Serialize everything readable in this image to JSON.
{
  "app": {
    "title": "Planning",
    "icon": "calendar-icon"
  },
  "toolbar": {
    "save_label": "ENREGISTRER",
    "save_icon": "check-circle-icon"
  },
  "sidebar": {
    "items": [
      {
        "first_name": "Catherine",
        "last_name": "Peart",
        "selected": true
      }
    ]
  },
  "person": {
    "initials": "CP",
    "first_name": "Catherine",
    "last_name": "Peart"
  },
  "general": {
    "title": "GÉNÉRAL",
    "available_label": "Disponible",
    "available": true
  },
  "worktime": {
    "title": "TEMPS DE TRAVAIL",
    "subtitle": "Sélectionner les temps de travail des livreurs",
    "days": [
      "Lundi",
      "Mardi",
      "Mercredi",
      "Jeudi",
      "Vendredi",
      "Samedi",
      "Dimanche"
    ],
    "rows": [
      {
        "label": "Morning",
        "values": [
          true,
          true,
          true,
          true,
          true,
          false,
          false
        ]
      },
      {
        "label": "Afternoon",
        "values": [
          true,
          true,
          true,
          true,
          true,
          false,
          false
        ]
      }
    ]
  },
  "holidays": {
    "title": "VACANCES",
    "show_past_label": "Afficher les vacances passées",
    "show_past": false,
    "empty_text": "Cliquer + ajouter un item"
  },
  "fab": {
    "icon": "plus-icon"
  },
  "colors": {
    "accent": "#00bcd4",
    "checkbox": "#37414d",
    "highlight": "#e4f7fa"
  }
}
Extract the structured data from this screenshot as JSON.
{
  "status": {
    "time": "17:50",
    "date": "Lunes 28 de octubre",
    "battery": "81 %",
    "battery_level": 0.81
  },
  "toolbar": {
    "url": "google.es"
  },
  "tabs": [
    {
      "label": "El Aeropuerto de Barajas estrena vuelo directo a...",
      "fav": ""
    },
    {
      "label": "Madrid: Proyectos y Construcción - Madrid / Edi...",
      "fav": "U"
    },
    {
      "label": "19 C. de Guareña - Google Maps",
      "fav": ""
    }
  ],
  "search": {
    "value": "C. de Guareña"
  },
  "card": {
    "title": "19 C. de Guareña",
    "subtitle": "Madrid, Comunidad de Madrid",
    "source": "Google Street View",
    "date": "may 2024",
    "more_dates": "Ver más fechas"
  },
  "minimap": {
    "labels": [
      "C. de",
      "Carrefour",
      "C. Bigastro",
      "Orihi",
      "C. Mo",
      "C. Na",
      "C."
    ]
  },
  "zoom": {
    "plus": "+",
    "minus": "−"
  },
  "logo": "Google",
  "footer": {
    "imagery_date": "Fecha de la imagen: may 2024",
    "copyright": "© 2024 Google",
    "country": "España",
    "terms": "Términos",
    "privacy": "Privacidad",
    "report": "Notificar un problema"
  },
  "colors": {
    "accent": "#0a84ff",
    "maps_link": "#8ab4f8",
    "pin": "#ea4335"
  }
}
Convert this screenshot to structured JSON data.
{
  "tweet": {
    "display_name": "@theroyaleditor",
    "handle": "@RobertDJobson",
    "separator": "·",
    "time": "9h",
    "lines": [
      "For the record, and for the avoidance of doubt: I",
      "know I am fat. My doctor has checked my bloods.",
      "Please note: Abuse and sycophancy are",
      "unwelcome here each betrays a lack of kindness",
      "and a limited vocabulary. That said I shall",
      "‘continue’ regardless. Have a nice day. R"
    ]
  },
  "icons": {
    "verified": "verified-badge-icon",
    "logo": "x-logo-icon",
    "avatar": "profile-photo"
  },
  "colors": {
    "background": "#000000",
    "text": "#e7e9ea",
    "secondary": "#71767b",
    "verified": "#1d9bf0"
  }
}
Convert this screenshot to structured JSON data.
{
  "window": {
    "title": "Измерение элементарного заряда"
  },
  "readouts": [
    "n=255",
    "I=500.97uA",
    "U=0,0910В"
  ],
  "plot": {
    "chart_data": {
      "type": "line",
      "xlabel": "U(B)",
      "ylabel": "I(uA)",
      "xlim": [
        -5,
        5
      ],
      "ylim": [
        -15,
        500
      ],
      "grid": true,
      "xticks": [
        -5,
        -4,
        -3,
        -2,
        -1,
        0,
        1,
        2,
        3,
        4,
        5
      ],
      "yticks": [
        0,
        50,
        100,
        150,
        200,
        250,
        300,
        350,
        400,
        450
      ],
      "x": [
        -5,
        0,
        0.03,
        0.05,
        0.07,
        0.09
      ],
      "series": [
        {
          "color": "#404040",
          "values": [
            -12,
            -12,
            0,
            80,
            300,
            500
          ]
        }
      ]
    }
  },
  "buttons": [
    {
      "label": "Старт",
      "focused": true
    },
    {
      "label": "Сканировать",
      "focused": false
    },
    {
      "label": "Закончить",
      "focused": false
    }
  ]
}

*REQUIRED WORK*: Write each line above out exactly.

*RESPONSE TO THIS TASK*:
Serialize everything readable in this image to JSON.
{
  "app": {
    "title": "Planning",
    "icon": "calendar-icon"
  },
  "toolbar": {
    "save_label": "ENREGISTRER",
    "save_icon": "check-circle-icon"
  },
  "sidebar": {
    "items": [
      {
        "first_name": "Catherine",
        "last_name": "Peart",
        "selected": true
      }
    ]
  },
  "person": {
    "initials": "CP",
    "first_name": "Catherine",
    "last_name": "Peart"
  },
  "general": {
    "title": "GÉNÉRAL",
    "available_label": "Disponible",
    "available": true
  },
  "worktime": {
    "title": "TEMPS DE TRAVAIL",
    "subtitle": "Sélectionner les temps de travail des livreurs",
    "days": [
      "Lundi",
      "Mardi",
      "Mercredi",
      "Jeudi",
      "Vendredi",
      "Samedi",
      "Dimanche"
    ],
    "rows": [
      {
        "label": "Morning",
        "values": [
          true,
          true,
          true,
          true,
          true,
          false,
          false
        ]
      },
      {
        "label": "Afternoon",
        "values": [
          true,
          true,
          true,
          true,
          true,
          false,
          false
        ]
      }
    ]
  },
  "holidays": {
    "title": "VACANCES",
    "show_past_label": "Afficher les vacances passées",
    "show_past": false,
    "empty_text": "Cliquer + ajouter un item"
  },
  "fab": {
    "icon": "plus-icon"
  },
  "colors": {
    "accent": "#00bcd4",
    "checkbox": "#37414d",
    "highlight": "#e4f7fa"
  }
}
Extract the structured data from this screenshot as JSON.
{
  "status": {
    "time": "17:50",
    "date": "Lunes 28 de octubre",
    "battery": "81 %",
    "battery_level": 0.81
  },
  "toolbar": {
    "url": "google.es"
  },
  "tabs": [
    {
      "label": "El Aeropuerto de Barajas estrena vuelo directo a...",
      "fav": ""
    },
    {
      "label": "Madrid: Proyectos y Construcción - Madrid / Edi...",
      "fav": "U"
    },
    {
      "label": "19 C. de Guareña - Google Maps",
      "fav": ""
    }
  ],
  "search": {
    "value": "C. de Guareña"
  },
  "card": {
    "title": "19 C. de Guareña",
    "subtitle": "Madrid, Comunidad de Madrid",
    "source": "Google Street View",
    "date": "may 2024",
    "more_dates": "Ver más fechas"
  },
  "minimap": {
    "labels": [
      "C. de",
      "Carrefour",
      "C. Bigastro",
      "Orihi",
      "C. Mo",
      "C. Na",
      "C."
    ]
  },
  "zoom": {
    "plus": "+",
    "minus": "−"
  },
  "logo": "Google",
  "footer": {
    "imagery_date": "Fecha de la imagen: may 2024",
    "copyright": "© 2024 Google",
    "country": "España",
    "terms": "Términos",
    "privacy": "Privacidad",
    "report": "Notificar un problema"
  },
  "colors": {
    "accent": "#0a84ff",
    "maps_link": "#8ab4f8",
    "pin": "#ea4335"
  }
}
Convert this screenshot to structured JSON data.
{
  "tweet": {
    "display_name": "@theroyaleditor",
    "handle": "@RobertDJobson",
    "separator": "·",
    "time": "9h",
    "lines": [
      "For the record, and for the avoidance of doubt: I",
      "know I am fat. My doctor has checked my bloods.",
      "Please note: Abuse and sycophancy are",
      "unwelcome here each betrays a lack of kindness",
      "and a limited vocabulary. That said I shall",
      "‘continue’ regardless. Have a nice day. R"
    ]
  },
  "icons": {
    "verified": "verified-badge-icon",
    "logo": "x-logo-icon",
    "avatar": "profile-photo"
  },
  "colors": {
    "background": "#000000",
    "text": "#e7e9ea",
    "secondary": "#71767b",
    "verified": "#1d9bf0"
  }
}
Convert this screenshot to structured JSON data.
{
  "window": {
    "title": "Измерение элементарного заряда"
  },
  "readouts": [
    "n=255",
    "I=500.97uA",
    "U=0,0910В"
  ],
  "plot": {
    "chart_data": {
      "type": "line",
      "xlabel": "U(B)",
      "ylabel": "I(uA)",
      "xlim": [
        -5,
        5
      ],
      "ylim": [
        -15,
        500
      ],
      "grid": true,
      "xticks": [
        -5,
        -4,
        -3,
        -2,
        -1,
        0,
        1,
        2,
        3,
        4,
        5
      ],
      "yticks": [
        0,
        50,
        100,
        150,
        200,
        250,
        300,
        350,
        400,
        450
      ],
      "x": [
        -5,
        0,
        0.03,
        0.05,
        0.07,
        0.09
      ],
      "series": [
        {
          "color": "#404040",
          "values": [
            -12,
            -12,
            0,
            80,
            300,
            500
          ]
        }
      ]
    }
  },
  "buttons": [
    {
      "label": "Старт",
      "focused": true
    },
    {
      "label": "Сканировать",
      "focused": false
    },
    {
      "label": "Закончить",
      "focused": false
    }
  ]
}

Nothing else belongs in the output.